ACTIVITY
Copy the entries exactly, leaving out nothing.

Data records for software interfaces
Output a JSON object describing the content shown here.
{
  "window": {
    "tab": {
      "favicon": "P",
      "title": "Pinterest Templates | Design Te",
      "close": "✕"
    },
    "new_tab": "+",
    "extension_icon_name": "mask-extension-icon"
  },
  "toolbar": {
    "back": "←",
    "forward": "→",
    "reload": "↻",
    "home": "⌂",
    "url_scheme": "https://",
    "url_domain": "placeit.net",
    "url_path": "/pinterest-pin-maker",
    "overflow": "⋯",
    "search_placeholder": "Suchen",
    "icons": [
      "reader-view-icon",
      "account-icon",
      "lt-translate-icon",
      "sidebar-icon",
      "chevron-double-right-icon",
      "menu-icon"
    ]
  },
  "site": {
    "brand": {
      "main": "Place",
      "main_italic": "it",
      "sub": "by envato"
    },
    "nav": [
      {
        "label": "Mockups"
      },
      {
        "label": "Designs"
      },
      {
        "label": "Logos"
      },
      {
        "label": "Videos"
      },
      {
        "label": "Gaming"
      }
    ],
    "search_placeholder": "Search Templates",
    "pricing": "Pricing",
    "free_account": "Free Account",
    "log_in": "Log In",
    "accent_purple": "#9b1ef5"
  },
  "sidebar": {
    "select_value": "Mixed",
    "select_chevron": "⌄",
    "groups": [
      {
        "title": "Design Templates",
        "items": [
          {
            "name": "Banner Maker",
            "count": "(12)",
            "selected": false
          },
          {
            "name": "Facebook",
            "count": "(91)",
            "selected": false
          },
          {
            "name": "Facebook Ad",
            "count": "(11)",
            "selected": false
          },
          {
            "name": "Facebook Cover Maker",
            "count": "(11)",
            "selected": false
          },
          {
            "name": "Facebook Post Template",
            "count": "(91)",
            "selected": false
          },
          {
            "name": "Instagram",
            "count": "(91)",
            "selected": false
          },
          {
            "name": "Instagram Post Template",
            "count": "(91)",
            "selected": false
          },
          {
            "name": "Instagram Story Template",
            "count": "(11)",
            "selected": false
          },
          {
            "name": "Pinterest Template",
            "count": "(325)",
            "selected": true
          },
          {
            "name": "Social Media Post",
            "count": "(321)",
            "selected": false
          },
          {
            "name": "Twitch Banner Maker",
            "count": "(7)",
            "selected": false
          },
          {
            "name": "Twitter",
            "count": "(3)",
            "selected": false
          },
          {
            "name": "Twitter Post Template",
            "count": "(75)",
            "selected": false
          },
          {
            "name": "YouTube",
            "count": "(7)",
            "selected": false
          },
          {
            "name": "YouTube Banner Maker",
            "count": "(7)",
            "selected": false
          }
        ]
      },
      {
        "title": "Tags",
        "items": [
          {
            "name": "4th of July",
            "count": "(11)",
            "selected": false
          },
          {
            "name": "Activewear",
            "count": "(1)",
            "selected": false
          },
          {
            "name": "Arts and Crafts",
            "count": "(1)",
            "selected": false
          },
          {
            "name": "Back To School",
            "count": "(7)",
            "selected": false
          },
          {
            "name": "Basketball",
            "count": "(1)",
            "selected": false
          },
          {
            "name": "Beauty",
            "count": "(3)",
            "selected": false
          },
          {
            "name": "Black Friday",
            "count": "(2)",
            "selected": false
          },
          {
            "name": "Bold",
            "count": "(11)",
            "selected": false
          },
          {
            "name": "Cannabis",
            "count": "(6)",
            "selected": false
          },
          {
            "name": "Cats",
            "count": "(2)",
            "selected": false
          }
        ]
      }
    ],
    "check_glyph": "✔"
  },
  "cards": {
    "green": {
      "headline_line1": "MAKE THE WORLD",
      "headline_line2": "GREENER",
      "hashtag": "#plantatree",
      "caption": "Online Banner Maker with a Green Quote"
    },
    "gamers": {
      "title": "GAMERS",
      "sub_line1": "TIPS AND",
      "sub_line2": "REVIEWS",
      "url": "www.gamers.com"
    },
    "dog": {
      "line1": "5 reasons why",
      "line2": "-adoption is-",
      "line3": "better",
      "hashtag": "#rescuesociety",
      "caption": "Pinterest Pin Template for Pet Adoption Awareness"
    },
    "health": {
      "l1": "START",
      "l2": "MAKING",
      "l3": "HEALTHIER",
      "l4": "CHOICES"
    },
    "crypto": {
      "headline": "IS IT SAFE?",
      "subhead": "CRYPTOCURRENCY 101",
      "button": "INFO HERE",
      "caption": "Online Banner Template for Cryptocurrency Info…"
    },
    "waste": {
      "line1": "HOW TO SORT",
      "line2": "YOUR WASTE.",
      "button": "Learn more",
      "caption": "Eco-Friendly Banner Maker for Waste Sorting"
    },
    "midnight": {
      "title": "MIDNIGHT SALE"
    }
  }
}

RESULT FOR THIS TASK
Output a JSON object describing the content shown here.
{
  "window": {
    "tab": {
      "favicon": "P",
      "title": "Pinterest Templates | Design Te",
      "close": "✕"
    },
    "new_tab": "+",
    "extension_icon_name": "mask-extension-icon"
  },
  "toolbar": {
    "back": "←",
    "forward": "→",
    "reload": "↻",
    "home": "⌂",
    "url_scheme": "https://",
    "url_domain": "placeit.net",
    "url_path": "/pinterest-pin-maker",
    "overflow": "⋯",
    "search_placeholder": "Suchen",
    "icons": [
      "reader-view-icon",
      "account-icon",
      "lt-translate-icon",
      "sidebar-icon",
      "chevron-double-right-icon",
      "menu-icon"
    ]
  },
  "site": {
    "brand": {
      "main": "Place",
      "main_italic": "it",
      "sub": "by envato"
    },
    "nav": [
      {
        "label": "Mockups"
      },
      {
        "label": "Designs"
      },
      {
        "label": "Logos"
      },
      {
        "label": "Videos"
      },
      {
        "label": "Gaming"
      }
    ],
    "search_placeholder": "Search Templates",
    "pricing": "Pricing",
    "free_account": "Free Account",
    "log_in": "Log In",
    "accent_purple": "#9b1ef5"
  },
  "sidebar": {
    "select_value": "Mixed",
    "select_chevron": "⌄",
    "groups": [
      {
        "title": "Design Templates",
        "items": [
          {
            "name": "Banner Maker",
            "count": "(12)",
            "selected": false
          },
          {
            "name": "Facebook",
            "count": "(91)",
            "selected": false
          },
          {
            "name": "Facebook Ad",
            "count": "(11)",
            "selected": false
          },
          {
            "name": "Facebook Cover Maker",
            "count": "(11)",
            "selected": false
          },
          {
            "name": "Facebook Post Template",
            "count": "(91)",
            "selected": false
          },
          {
            "name": "Instagram",
            "count": "(91)",
            "selected": false
          },
          {
            "name": "Instagram Post Template",
            "count": "(91)",
            "selected": false
          },
          {
            "name": "Instagram Story Template",
            "count": "(11)",
            "selected": false
          },
          {
            "name": "Pinterest Template",
            "count": "(325)",
            "selected": true
          },
          {
            "name": "Social Media Post",
            "count": "(321)",
            "selected": false
          },
          {
            "name": "Twitch Banner Maker",
            "count": "(7)",
            "selected": false
          },
          {
            "name": "Twitter",
            "count": "(3)",
            "selected": false
          },
          {
            "name": "Twitter Post Template",
            "count": "(75)",
            "selected": false
          },
          {
            "name": "YouTube",
            "count": "(7)",
            "selected": false
          },
          {
            "name": "YouTube Banner Maker",
            "count": "(7)",
            "selected": false
          }
        ]
      },
      {
        "title": "Tags",
        "items": [
          {
            "name": "4th of July",
            "count": "(11)",
            "selected": false
          },
          {
            "name": "Activewear",
            "count": "(1)",
            "selected": false
          },
          {
            "name": "Arts and Crafts",
            "count": "(1)",
            "selected": false
          },
          {
            "name": "Back To School",
            "count": "(7)",
            "selected": false
          },
          {
            "name": "Basketball",
            "count": "(1)",
            "selected": false
          },
          {
            "name": "Beauty",
            "count": "(3)",
            "selected": false
          },
          {
            "name": "Black Friday",
            "count": "(2)",
            "selected": false
          },
          {
            "name": "Bold",
            "count": "(11)",
            "selected": false
          },
          {
            "name": "Cannabis",
            "count": "(6)",
            "selected": false
          },
          {
            "name": "Cats",
            "count": "(2)",
            "selected": false
          }
        ]
      }
    ],
    "check_glyph": "✔"
  },
  "cards": {
    "green": {
      "headline_line1": "MAKE THE WORLD",
      "headline_line2": "GREENER",
      "hashtag": "#plantatree",
      "caption": "Online Banner Maker with a Green Quote"
    },
    "gamers": {
      "title": "GAMERS",
      "sub_line1": "TIPS AND",
      "sub_line2": "REVIEWS",
      "url": "www.gamers.com"
    },
    "dog": {
      "line1": "5 reasons why",
      "line2": "-adoption is-",
      "line3": "better",
      "hashtag": "#rescuesociety",
      "caption": "Pinterest Pin Template for Pet Adoption Awareness"
    },
    "health": {
      "l1": "START",
      "l2": "MAKING",
      "l3": "HEALTHIER",
      "l4": "CHOICES"
    },
    "crypto": {
      "headline": "IS IT SAFE?",
      "subhead": "CRYPTOCURRENCY 101",
      "button": "INFO HERE",
      "caption": "Online Banner Template for Cryptocurrency Info…"
    },
    "waste": {
      "line1": "HOW TO SORT",
      "line2": "YOUR WASTE.",
      "button": "Learn more",
      "caption": "Eco-Friendly Banner Maker for Waste Sorting"
    },
    "midnight": {
      "title": "MIDNIGHT SALE"
    }
  }
}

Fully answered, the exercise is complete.